Calculating Machines --- Abacus --- Napier's bones --- Slide Rule --- Logarithms --- Calculator

A slide rule is used for calculation. Before electronic calculators became cheap enough for school children to use, we had to use slide rules, and very irritating they were too! They had various functions, and even the simplest slide rule had more than one scale, but here is a simplified slide rule with only one scale for you to try. The bottom scale moves and the top scale stays still. You can select a multiple, and then adjust it further if you wish, using the arrows (big arrows move it further than small ones). If you select x2, then the bottom part slides along so the 1 is against the top 2. If you look along the bottom, the 2 is against the top 4, the 3 is against the top 6, and so on. So you can use it to multiply by 2. This isn't very impressive, but you can click on the arrows to slide along until the bottom 1 is against the top 2.1, and now you are multiplying by 2.1 by just reading off the values on the top slide. The irritating thing is that most of the marks don't line up, so you can't read off the value. You have to estimate how the final answer is.

Multiple:      Adjustments:

When using this slide rule, you may find that it jumps to the other end of the scale. This is because you tried to move it outside the slide rule. The scale from 10-100 is exactly the same as from 1-10, apart from the number being ten times more. You use the slide rule to work out the figures, then work out where the decimal point should go afterwards. This means that you can use the slide rules for calculations less than 1 or greater than 100.
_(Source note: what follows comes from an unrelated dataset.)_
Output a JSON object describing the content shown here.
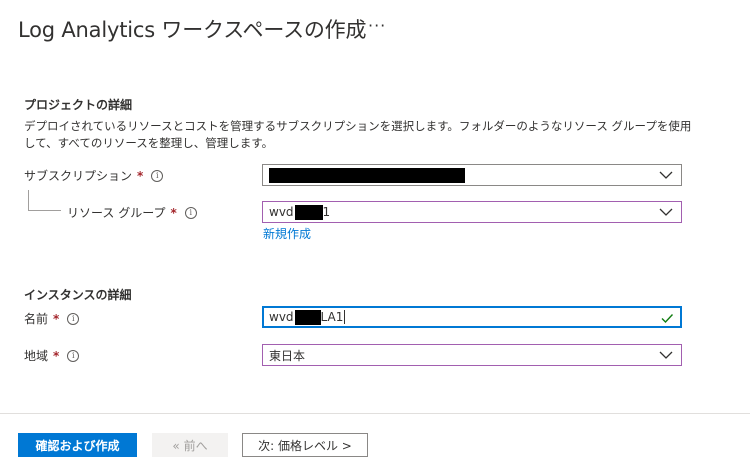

This slide rule is not completely accurate. A slide rule is an analogue device, so each mark can be in exactly the right place. Computers are digital, and in particular, a computer screen has pixels, and you can't show anything less than a pixel. Some of these marks should be half a pixel (or less) to the left or right - sorry about that! In fact, all slide rules are only accurate to 2 or 3 significant figures.

Once you have tried to multiply some numbers on this, you may understand why electronic calculators replaced slide rules! Below is a photo of a real slide rule in use, with a close-up detail. The top two scales go from 1 to 100 and the bottom from 1 to 10. It is set up to calculate x4 on the top and x2 on the bottom, and the close-up lets you read off some values.

This website has interactive sliderules based on photos of real slide rules.